Graham Carroll, who had a 28-year policing career with North Yorkshire Police, had stopped at a lay-by on the A64, between York and Tadcaster, to drink a full bottle of red wine on the way home from the pub, York Magistrates Court heard.

At about 9.45pm on December 23 last year, an on-duty police inspector had spotted Carroll swerving and driving erratically and in a “dangerous” manner” in his silver Mercedes, said Kathryn Reeve, for the court service.

The police inspector had followed the 55-year-old to his home on Eastfield Close, Tadcaster, and arrested him on his driveway. The court heard how Carroll was taken to Harrogate Police Station where a blood sample was taken. Results later showed that he had 283 microgrammes of alcohol in 100 millilitres of blood. The legal limit is 80.

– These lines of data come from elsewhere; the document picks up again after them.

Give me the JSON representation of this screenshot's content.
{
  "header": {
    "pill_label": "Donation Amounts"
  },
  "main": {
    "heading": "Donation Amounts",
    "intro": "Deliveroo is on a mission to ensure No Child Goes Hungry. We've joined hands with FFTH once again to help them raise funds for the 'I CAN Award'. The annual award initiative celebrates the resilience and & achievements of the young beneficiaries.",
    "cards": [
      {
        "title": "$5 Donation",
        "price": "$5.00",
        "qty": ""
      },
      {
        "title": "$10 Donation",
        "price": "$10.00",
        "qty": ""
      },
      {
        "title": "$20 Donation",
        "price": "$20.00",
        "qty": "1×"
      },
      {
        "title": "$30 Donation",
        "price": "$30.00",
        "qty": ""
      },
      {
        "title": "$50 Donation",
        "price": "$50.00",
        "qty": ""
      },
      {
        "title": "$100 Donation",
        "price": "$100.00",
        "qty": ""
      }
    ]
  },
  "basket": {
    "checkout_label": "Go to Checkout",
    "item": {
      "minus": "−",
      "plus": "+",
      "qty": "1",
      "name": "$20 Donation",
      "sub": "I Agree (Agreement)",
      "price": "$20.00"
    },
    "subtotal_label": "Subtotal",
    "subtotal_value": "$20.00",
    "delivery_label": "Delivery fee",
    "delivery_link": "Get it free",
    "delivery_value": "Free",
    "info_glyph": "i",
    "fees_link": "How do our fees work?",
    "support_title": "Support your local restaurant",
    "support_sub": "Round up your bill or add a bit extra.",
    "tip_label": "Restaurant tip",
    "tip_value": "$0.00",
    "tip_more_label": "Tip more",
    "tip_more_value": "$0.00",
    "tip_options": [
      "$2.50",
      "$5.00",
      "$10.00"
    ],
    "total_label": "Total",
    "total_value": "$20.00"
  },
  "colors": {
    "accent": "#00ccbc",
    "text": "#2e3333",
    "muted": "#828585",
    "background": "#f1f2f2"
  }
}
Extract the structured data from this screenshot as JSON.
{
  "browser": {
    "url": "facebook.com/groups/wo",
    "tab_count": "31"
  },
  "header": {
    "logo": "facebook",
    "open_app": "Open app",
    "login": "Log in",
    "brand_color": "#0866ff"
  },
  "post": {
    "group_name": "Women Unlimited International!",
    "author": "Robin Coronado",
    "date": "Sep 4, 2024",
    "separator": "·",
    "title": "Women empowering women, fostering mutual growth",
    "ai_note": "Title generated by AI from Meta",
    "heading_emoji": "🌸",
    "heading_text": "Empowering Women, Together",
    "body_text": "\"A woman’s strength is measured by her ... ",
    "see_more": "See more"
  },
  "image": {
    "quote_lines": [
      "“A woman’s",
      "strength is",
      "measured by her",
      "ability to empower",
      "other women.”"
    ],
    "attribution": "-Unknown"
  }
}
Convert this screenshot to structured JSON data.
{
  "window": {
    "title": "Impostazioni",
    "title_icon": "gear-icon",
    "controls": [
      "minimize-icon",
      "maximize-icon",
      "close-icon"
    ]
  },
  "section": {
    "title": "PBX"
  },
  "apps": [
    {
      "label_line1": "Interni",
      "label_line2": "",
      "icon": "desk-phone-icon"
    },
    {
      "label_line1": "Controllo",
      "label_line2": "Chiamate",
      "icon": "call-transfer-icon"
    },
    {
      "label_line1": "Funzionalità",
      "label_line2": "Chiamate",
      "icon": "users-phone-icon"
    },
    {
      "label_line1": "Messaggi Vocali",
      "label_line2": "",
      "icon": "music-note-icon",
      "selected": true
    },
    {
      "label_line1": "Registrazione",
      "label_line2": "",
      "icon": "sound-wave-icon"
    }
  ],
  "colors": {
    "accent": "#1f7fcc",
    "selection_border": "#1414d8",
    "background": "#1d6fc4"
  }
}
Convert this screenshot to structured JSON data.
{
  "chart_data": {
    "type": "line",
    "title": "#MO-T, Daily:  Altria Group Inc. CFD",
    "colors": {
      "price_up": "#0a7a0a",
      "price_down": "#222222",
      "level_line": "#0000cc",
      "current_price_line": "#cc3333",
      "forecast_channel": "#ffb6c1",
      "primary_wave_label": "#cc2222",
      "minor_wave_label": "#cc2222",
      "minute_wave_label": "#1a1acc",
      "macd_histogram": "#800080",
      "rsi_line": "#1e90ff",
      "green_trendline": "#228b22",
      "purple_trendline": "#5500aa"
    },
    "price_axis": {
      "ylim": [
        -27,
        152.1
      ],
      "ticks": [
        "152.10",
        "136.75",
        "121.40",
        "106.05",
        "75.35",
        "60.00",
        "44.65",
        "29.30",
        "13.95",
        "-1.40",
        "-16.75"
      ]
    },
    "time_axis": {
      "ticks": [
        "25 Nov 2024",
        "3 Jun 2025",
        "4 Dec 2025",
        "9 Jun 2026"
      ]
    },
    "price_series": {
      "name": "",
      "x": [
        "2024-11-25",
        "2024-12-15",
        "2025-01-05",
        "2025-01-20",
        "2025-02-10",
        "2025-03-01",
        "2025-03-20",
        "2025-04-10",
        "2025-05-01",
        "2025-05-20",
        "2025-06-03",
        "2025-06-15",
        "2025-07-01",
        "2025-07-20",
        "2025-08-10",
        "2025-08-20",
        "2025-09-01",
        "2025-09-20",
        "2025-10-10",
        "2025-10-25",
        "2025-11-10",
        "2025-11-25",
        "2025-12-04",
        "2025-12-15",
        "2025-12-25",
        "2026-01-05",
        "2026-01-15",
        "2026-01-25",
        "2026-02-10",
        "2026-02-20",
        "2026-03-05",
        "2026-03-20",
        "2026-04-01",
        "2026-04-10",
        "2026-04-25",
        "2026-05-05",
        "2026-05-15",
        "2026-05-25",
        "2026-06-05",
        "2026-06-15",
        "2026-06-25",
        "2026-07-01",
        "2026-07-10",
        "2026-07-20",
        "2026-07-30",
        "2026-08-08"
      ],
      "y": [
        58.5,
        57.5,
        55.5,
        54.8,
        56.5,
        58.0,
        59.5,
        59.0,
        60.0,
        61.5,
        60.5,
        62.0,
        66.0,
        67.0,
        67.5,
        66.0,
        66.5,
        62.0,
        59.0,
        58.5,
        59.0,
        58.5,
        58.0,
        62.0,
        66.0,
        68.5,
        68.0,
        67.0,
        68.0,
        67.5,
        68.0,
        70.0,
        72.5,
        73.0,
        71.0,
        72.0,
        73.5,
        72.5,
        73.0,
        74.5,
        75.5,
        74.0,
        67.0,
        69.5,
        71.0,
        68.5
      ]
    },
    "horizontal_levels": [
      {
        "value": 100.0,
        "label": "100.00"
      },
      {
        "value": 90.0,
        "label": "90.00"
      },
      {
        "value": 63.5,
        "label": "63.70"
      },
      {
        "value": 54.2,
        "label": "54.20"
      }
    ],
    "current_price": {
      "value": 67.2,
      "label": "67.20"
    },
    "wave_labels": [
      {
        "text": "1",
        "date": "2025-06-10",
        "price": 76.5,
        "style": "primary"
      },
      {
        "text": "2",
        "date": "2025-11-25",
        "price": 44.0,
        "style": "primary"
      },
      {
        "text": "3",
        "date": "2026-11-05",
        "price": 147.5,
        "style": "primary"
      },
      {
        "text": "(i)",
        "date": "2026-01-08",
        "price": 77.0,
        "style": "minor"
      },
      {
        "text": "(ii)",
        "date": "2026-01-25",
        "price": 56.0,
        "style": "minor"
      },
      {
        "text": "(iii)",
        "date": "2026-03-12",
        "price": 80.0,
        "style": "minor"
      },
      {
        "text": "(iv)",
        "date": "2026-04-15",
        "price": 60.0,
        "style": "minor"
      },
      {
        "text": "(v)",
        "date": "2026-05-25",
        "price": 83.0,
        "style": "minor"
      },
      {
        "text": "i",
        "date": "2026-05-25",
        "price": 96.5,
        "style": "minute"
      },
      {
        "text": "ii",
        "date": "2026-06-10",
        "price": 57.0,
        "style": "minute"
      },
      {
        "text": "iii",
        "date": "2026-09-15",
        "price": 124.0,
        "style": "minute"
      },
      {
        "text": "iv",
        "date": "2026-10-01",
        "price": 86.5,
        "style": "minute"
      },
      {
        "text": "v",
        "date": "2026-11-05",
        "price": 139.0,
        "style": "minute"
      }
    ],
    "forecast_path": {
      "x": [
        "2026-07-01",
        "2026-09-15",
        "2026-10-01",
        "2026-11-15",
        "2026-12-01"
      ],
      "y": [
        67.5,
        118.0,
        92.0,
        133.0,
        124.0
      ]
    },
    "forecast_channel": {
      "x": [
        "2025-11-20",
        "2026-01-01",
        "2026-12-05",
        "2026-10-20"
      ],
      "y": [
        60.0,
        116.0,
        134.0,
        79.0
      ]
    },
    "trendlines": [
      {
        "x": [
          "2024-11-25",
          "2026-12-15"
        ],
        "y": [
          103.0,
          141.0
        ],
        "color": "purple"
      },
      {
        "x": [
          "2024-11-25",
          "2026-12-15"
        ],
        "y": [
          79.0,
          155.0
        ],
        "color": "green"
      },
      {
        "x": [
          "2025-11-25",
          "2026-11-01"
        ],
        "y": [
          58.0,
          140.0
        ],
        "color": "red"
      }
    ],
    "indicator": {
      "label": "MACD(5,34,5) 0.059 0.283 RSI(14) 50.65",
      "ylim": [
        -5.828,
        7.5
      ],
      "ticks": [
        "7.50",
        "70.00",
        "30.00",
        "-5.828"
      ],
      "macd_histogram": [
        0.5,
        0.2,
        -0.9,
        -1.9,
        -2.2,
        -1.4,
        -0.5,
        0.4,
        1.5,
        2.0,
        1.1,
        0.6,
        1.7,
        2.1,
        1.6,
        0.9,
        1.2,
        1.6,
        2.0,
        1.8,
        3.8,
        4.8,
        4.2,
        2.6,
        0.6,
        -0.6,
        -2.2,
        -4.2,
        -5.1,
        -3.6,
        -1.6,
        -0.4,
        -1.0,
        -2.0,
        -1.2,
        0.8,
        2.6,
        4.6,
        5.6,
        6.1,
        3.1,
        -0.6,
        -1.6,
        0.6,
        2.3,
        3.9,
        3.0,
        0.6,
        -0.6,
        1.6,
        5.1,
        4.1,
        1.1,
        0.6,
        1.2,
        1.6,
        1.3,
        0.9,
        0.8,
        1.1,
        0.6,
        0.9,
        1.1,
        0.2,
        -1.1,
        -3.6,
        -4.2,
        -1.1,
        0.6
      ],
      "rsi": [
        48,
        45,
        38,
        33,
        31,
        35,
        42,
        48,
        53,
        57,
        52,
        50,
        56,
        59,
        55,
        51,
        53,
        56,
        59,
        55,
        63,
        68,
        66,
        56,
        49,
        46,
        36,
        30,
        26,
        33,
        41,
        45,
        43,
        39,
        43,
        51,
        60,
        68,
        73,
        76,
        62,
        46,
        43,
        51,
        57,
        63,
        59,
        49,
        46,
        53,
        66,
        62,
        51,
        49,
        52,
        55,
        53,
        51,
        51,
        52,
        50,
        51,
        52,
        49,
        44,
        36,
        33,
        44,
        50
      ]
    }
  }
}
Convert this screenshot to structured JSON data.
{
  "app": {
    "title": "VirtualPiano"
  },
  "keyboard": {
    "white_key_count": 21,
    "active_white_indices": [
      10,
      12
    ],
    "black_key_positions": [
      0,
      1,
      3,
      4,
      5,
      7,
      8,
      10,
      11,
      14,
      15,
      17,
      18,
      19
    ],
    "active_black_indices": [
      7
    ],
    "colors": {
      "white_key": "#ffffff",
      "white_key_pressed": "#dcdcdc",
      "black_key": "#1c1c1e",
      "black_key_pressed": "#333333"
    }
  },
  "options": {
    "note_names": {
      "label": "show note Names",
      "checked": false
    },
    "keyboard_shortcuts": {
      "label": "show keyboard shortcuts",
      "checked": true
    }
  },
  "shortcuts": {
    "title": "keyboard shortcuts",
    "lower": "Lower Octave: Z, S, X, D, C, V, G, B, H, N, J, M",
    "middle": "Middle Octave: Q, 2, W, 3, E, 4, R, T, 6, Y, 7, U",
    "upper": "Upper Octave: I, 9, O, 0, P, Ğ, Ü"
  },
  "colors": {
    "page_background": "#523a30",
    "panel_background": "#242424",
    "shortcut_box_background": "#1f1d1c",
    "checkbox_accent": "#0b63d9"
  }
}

In an interview with The Press in 2007, Carroll spoke about the annual Christmas drink-drive campaign that he co-ordinated, and said he was tired of attending traffic accidents and telling people their loved ones were dead or seriously injured because of the “irresponsible behaviour of a few motoring idiots”.

Defence solicitor Sandra Keene told York Magistrates that Carroll “bitterly regretted” his actions. He has since been suspended from his job as a supermarket delivery driver; a job he took up after leaving the police force last year.

She told the court that Carroll, who pleaded guilty to a charge of driving while over the legal limit, had suffered with post-traumatic stress disorder since leaving North Yorkshire Police as a result of “some of the things he had seen during the course of his time in the force” and had sought medicine, hypnotherapy and counselling as a result.

“This has caused him a great deal of stress and great anxiety,” she said. “He is very stressed and has had this hanging over him for more than three months.

“It has caused him an enormous amount of upset and he bitterly regrets what he has done.”

Mrs Keene told the court that Carroll had retired from North Yorkshire Police in May last year following 28 years of service and a short period on sick leave. She said that on his departure, Chief Constable Grahame Maxwell had given him a certificate of duty, describing his services as “exemplary”.

“It is therefore a great tragedy he now appears before court on this matter,” she said.

The court heard that since the incident, Carroll had stopped drinking and was continuing to seek help from his GP for his condition. Carroll was disqualified from driving for 30 months, given a 12-month community order, a 12-month supervision order and told to pay £85 costs. He must also complete a drink-drive rehabilitation course.